* _Problem statement_: Copy out all the lines of the data that hold the word "Number".

* _Information shown_:
————

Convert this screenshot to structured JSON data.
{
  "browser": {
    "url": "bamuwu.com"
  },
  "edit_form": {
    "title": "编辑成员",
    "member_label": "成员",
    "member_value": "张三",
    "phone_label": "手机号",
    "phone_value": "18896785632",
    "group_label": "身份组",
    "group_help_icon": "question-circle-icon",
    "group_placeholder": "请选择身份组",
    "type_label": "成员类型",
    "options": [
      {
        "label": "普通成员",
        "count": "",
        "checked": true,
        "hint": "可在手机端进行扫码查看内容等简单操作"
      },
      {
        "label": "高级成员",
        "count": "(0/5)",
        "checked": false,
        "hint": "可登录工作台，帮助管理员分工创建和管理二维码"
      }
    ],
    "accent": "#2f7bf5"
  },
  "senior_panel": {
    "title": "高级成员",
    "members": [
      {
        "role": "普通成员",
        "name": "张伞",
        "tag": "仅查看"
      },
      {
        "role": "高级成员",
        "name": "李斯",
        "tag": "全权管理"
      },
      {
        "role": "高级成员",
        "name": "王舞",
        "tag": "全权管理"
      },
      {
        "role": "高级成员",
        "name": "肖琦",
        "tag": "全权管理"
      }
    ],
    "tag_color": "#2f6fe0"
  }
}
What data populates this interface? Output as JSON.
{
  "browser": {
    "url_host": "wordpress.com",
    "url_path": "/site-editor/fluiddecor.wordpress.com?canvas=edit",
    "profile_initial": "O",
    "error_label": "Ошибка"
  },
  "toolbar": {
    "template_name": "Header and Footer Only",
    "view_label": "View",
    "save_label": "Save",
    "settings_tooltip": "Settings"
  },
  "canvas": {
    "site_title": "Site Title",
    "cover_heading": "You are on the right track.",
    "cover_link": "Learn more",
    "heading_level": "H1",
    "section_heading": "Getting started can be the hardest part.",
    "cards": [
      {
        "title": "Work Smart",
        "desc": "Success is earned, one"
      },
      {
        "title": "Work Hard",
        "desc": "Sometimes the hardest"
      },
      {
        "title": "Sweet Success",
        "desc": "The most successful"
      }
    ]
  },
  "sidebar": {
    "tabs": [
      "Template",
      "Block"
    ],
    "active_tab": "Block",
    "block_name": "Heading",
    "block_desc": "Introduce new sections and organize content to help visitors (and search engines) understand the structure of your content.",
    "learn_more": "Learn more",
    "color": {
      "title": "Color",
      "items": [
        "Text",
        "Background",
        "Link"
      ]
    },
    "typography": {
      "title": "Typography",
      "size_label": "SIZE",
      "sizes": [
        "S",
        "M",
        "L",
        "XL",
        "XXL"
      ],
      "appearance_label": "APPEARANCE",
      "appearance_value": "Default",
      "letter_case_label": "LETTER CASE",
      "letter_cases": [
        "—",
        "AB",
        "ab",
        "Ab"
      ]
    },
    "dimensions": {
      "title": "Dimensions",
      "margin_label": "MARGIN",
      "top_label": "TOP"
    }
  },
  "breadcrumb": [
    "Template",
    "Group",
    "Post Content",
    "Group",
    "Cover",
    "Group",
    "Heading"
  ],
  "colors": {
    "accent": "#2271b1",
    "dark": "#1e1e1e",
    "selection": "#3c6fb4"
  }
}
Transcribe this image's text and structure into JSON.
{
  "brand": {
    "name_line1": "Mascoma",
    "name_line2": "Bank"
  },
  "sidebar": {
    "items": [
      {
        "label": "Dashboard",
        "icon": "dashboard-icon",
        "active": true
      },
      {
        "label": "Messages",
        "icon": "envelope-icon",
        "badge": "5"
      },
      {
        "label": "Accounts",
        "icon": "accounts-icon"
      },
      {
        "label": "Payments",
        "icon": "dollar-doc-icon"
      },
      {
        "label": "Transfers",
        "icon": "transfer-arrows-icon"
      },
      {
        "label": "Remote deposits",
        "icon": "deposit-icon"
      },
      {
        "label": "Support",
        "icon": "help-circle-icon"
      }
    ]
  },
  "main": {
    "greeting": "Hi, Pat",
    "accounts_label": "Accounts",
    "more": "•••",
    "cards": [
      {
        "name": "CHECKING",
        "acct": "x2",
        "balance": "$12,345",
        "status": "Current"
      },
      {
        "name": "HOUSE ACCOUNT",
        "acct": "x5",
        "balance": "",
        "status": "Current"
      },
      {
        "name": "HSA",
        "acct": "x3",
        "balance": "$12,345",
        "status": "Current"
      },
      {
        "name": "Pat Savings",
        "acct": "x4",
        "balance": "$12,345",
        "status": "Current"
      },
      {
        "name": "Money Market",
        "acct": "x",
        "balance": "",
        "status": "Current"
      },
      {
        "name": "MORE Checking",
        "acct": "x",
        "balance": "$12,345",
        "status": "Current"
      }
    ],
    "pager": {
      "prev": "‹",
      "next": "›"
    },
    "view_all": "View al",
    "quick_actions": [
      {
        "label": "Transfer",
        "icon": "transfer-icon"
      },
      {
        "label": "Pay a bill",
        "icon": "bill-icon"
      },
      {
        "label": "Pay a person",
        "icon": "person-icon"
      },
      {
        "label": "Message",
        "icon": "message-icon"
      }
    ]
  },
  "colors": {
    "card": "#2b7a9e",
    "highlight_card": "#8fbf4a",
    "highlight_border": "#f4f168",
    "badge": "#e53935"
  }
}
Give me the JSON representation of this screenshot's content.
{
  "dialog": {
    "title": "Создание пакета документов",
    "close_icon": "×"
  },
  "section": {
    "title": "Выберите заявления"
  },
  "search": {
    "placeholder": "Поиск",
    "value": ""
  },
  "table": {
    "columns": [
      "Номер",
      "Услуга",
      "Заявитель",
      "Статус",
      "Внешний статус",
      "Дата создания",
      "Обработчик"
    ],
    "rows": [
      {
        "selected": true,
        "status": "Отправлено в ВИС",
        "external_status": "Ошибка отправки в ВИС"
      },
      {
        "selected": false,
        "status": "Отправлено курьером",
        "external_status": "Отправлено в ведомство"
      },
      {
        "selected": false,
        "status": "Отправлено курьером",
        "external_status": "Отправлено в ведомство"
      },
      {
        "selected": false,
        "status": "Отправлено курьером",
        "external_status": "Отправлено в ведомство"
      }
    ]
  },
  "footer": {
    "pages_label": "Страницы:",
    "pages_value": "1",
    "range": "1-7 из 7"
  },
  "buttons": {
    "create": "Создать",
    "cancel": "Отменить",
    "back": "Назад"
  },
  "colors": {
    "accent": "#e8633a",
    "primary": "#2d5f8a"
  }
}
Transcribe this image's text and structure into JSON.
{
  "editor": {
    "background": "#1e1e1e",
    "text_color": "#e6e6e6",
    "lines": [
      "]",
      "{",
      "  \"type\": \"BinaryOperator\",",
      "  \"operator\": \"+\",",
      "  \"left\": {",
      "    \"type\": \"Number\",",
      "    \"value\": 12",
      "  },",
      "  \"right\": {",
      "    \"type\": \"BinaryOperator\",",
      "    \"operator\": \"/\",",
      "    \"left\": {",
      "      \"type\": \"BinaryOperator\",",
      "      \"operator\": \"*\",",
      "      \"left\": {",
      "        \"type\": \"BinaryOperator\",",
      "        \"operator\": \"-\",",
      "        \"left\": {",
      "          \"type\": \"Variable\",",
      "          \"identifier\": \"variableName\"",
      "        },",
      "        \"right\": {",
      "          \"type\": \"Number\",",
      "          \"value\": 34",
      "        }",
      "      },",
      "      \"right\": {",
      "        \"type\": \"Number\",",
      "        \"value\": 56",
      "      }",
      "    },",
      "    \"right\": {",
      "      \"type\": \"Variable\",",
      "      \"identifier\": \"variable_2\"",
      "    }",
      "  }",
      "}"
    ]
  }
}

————

* _Exercise solution_:
      "    \"type\": \"Number\",",
      "          \"type\": \"Number\",",
      "        \"type\": \"Number\",",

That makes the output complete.